> [Directions] Write out the entries below once more, exactly, with the pictures left out.

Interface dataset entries
+ + + + +

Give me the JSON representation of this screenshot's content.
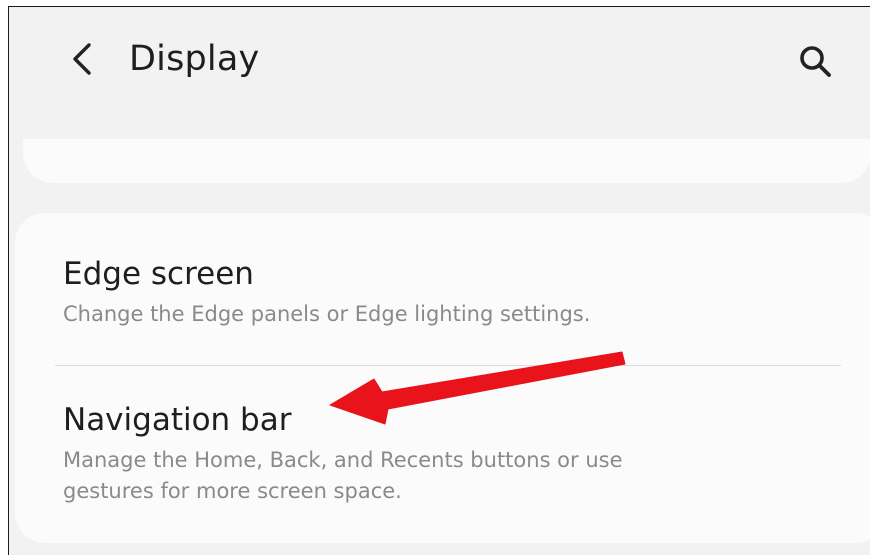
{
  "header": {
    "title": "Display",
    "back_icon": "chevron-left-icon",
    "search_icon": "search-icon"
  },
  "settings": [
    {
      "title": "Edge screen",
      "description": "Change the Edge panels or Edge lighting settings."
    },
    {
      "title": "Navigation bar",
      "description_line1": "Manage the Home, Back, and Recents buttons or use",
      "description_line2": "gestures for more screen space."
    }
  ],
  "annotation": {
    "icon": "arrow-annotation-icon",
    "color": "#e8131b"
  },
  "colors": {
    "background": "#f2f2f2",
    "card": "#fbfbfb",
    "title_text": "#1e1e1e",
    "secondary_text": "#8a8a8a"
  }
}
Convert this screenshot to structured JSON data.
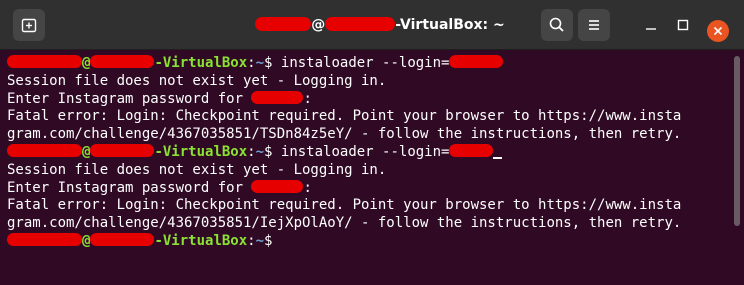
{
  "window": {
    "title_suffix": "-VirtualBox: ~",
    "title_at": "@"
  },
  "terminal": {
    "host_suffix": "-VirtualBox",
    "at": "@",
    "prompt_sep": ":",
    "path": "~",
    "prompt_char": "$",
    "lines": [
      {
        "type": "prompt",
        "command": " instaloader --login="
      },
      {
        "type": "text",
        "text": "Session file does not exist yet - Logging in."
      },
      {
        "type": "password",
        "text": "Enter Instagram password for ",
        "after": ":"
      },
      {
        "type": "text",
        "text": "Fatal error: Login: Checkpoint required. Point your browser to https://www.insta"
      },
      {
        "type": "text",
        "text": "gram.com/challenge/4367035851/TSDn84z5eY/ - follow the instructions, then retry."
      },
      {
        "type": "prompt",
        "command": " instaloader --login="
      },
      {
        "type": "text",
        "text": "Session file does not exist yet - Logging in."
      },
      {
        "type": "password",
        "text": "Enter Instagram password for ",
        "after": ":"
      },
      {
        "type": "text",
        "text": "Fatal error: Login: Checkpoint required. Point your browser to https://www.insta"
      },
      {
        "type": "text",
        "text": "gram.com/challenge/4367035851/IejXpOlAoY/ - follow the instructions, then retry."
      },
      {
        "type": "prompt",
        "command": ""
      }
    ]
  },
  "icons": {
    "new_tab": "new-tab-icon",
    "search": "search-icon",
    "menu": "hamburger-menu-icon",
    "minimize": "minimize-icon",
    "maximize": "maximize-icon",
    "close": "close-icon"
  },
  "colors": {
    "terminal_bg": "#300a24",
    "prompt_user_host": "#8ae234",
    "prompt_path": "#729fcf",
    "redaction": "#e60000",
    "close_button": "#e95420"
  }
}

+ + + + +

> [Solution for this exercise]
Give me the JSON representation of this screenshot's content.
{
  "header": {
    "title": "Display",
    "back_icon": "chevron-left-icon",
    "search_icon": "search-icon"
  },
  "settings": [
    {
      "title": "Edge screen",
      "description": "Change the Edge panels or Edge lighting settings."
    },
    {
      "title": "Navigation bar",
      "description_line1": "Manage the Home, Back, and Recents buttons or use",
      "description_line2": "gestures for more screen space."
    }
  ],
  "annotation": {
    "icon": "arrow-annotation-icon",
    "color": "#e8131b"
  },
  "colors": {
    "background": "#f2f2f2",
    "card": "#fbfbfb",
    "title_text": "#1e1e1e",
    "secondary_text": "#8a8a8a"
  }
}
Convert this screenshot to structured JSON data.
{
  "window": {
    "title_suffix": "-VirtualBox: ~",
    "title_at": "@"
  },
  "terminal": {
    "host_suffix": "-VirtualBox",
    "at": "@",
    "prompt_sep": ":",
    "path": "~",
    "prompt_char": "$",
    "lines": [
      {
        "type": "prompt",
        "command": " instaloader --login="
      },
      {
        "type": "text",
        "text": "Session file does not exist yet - Logging in."
      },
      {
        "type": "password",
        "text": "Enter Instagram password for ",
        "after": ":"
      },
      {
        "type": "text",
        "text": "Fatal error: Login: Checkpoint required. Point your browser to https://www.insta"
      },
      {
        "type": "text",
        "text": "gram.com/challenge/4367035851/TSDn84z5eY/ - follow the instructions, then retry."
      },
      {
        "type": "prompt",
        "command": " instaloader --login="
      },
      {
        "type": "text",
        "text": "Session file does not exist yet - Logging in."
      },
      {
        "type": "password",
        "text": "Enter Instagram password for ",
        "after": ":"
      },
      {
        "type": "text",
        "text": "Fatal error: Login: Checkpoint required. Point your browser to https://www.insta"
      },
      {
        "type": "text",
        "text": "gram.com/challenge/4367035851/IejXpOlAoY/ - follow the instructions, then retry."
      },
      {
        "type": "prompt",
        "command": ""
      }
    ]
  },
  "icons": {
    "new_tab": "new-tab-icon",
    "search": "search-icon",
    "menu": "hamburger-menu-icon",
    "minimize": "minimize-icon",
    "maximize": "maximize-icon",
    "close": "close-icon"
  },
  "colors": {
    "terminal_bg": "#300a24",
    "prompt_user_host": "#8ae234",
    "prompt_path": "#729fcf",
    "redaction": "#e60000",
    "close_button": "#e95420"
  }
}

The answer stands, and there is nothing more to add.